Tuesday, October 27, 2015

Facebook-free: Hilal Isler


I'm pleased to introduce you guys to our next Facebook-free interviewee, Hilal Isler. I actually found Hilal through her Medium piece "Why I Quit Facebook (And how it led me to Taylor Swift)." She graciously agreed to participate in this project, so let's get right to her thoughts on the topic.


The basics:

Age: Let's just say my first Hollywood crush was Michael J. Fox.
Location: I am a Midwesterner now. An East Coast-transplant.
Passion: I've been into yoga for about six years. I like to run. I'm kind of a homebody, so the best days are the ones where I can pad around the house, with a cup of tea.
Length of time with FB account: Ten years. I joined in March of 2004.
Amount of time since leaving FB: About a year.


Walk us through your decision to leave. Was it planned? Spur of the moment?

It was planned (a New Year's resolution). Facebook increasingly felt like a bunch of people I barely knew, shouting about things I didn't really care about: people being self-righteous (end animal testing!) or passive aggressive (my haters, I'm not saying who, can kiss my bottom!) or ego-centric (look at how beautiful I am!) or even just inane (here's a picture of a sandwich I'm about to eat). I began to wonder what I was really getting out of it.


Main reason for leaving (in one sentence):

I felt exhausted, trying to keep up with the endless stream of people's opinions.

• • •

Monday, October 26, 2015

Sunday, October 25, 2015

A letter to the mosquitos in our apartment

Dear Moustique Tigre,

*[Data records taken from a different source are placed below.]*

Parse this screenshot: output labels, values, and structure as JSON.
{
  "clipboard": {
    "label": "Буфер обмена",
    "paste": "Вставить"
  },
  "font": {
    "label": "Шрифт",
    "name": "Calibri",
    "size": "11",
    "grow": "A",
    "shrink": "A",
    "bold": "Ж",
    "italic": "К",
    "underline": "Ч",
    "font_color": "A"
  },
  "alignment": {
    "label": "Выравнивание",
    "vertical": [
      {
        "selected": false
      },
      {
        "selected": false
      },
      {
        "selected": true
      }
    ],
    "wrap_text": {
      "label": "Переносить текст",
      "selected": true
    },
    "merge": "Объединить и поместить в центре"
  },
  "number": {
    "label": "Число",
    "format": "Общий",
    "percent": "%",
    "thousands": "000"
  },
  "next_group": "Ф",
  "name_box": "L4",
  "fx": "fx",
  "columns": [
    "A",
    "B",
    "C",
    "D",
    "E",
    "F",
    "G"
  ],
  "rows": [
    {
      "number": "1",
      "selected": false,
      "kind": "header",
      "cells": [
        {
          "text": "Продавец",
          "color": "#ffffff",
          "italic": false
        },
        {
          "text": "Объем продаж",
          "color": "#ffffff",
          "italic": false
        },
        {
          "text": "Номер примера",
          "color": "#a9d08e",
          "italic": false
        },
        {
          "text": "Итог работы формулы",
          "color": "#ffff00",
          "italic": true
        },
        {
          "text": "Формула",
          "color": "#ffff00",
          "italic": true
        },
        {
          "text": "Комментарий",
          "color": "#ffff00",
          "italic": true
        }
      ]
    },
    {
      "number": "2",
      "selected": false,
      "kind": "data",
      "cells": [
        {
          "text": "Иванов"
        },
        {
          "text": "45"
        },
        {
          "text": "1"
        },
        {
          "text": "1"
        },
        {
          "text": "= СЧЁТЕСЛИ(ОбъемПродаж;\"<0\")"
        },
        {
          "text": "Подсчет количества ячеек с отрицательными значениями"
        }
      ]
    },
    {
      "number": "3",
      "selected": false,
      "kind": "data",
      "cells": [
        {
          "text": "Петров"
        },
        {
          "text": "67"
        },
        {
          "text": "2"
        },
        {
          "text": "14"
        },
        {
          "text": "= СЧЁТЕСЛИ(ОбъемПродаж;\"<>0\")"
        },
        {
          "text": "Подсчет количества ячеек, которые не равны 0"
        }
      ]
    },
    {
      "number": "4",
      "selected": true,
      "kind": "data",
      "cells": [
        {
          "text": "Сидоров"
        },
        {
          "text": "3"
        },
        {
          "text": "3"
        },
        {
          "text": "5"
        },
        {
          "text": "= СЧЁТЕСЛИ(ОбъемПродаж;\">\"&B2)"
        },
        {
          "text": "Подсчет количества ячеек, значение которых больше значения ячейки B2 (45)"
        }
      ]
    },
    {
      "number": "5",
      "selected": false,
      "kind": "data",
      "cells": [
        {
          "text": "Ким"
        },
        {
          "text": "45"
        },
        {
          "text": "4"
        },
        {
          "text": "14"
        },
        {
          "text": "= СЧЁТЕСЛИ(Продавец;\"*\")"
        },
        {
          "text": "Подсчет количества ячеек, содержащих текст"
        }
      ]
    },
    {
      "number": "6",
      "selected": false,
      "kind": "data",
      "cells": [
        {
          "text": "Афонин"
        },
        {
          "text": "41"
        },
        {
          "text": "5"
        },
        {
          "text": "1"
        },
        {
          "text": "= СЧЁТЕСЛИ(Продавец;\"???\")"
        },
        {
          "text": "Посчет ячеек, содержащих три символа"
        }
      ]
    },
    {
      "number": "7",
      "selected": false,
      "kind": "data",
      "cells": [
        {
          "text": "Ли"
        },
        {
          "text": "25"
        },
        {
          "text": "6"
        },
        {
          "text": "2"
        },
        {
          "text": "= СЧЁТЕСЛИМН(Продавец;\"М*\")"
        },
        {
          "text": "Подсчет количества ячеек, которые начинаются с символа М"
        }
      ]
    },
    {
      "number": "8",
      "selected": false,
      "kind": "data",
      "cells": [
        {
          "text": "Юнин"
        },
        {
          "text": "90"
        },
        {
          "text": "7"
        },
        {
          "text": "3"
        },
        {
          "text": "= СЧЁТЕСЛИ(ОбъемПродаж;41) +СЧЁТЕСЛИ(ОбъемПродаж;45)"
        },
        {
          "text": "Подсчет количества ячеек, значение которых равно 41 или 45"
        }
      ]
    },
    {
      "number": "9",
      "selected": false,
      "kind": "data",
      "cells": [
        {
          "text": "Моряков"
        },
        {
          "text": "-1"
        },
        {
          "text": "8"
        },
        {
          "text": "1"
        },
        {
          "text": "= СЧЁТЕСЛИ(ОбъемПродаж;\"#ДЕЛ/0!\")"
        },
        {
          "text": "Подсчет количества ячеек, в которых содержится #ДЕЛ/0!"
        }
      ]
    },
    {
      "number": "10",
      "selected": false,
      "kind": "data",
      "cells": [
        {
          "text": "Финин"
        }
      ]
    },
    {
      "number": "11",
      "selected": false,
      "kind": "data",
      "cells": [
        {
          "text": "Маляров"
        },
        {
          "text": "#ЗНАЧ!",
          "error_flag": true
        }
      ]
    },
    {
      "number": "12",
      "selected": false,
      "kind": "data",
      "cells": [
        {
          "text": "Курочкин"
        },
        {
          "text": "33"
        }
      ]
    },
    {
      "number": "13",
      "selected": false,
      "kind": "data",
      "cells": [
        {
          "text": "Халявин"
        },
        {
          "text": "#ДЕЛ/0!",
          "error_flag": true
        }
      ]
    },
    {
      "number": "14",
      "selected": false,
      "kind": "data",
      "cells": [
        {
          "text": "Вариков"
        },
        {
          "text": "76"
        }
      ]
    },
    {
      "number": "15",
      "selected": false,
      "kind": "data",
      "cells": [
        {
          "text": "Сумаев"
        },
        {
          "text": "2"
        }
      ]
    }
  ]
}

I cringe when I hear your faint buzz get louder and louder, closer and closer.

While you might not be as pesky as the mosquitos in Wisconsin who swarm and have me constantly swatting, you are sure sneaky little devils.

Some nights in our apartment I don't hear you at all, but then I'll wake up with a nice big bite. Or two. Or three. Or more. You don't mind giving them in the most uncomfortable places either—back of the hand, earlobe, my face, my right ring finger near the knuckle (boy did that ever swell up with a little scratching), and, oh right, my eyelid!

I somehow didn't realize how stealthy you were until Friday night.

• • •

Friday, October 23, 2015

Cribs: Living on a postcard in Palavas, France

Yesterday I finally got up my first blog post since arriving to France over two weeks ago (thanks to the wifi at Damien's parents' house), and then today... our internet got installed—finally! Woo hoo!

So I had my very first day working from home in Palavas-les-Flots. We're temporarily living in this southern beach town while Damien looks for a job.

It's a pretty neat town, because it's located on a strip of land (well, dunes) with two different lakes on one side, and the Mediterranean on the other.

Palavas-les-flots map

• • •

Thursday, October 22, 2015

Thankful Thursday 10/22/15: Good people in France


Thankful Thursday is a weekly segment that began 1/10/13—read why here
I invite you to join me in practicing gratitude!

I'm alive, you guys! And thankful. The reason you haven't heard from me in almost three weeks is that we still don't have internet at our apartment in Palavas, France. Makes it difficult to do any blogging/emailing/etc., but I've quickly slipped into our temporary non-wifi routine. (Sometimes I wonder if I'm adaptable to a fault!)

In order to work (for my virtual job), Damien has been driving me (30 minutes in morning traffic) to his parents' house every weekday, where I use their wifi to work up in his room. When I told my coworkers this was the situation, one had a "gasp - boyfriend's parents' house!" reaction, but I actually feel really comfortable here—they're both so friendly and have been really looking out for me.

• • •

Sunday, October 4, 2015

One day at a time

Tomorrow morning I'm catching a bus to Chicago, and in the evening I'll be on a plane to Toulouse (via Madrid). The long stay visitor's visa I have allows me to stay in France up to 12 months, but I have no plans set in stone.

I'm just going to take it one day at a time, and see what happens.

The previous three times that I've left for yearlong stints (2009-10 Madrid, 2011-12 Madrid, 2013-14 South Korea), I could feel it. I knew I wouldn't be returning home for a year's length, and I knew all of the holidays, birthdays and graduations I'd be missing.

But today was a perfectly normal Sunday at home with the parents—without those thoughts—and tomorrow I'm just going on a bus, then to an airport, then on a plane. That's about as far as my thoughts have gone. Things feel really normal; I'm not feeling anxious, nor the full extent of what tomorrow means.

• • •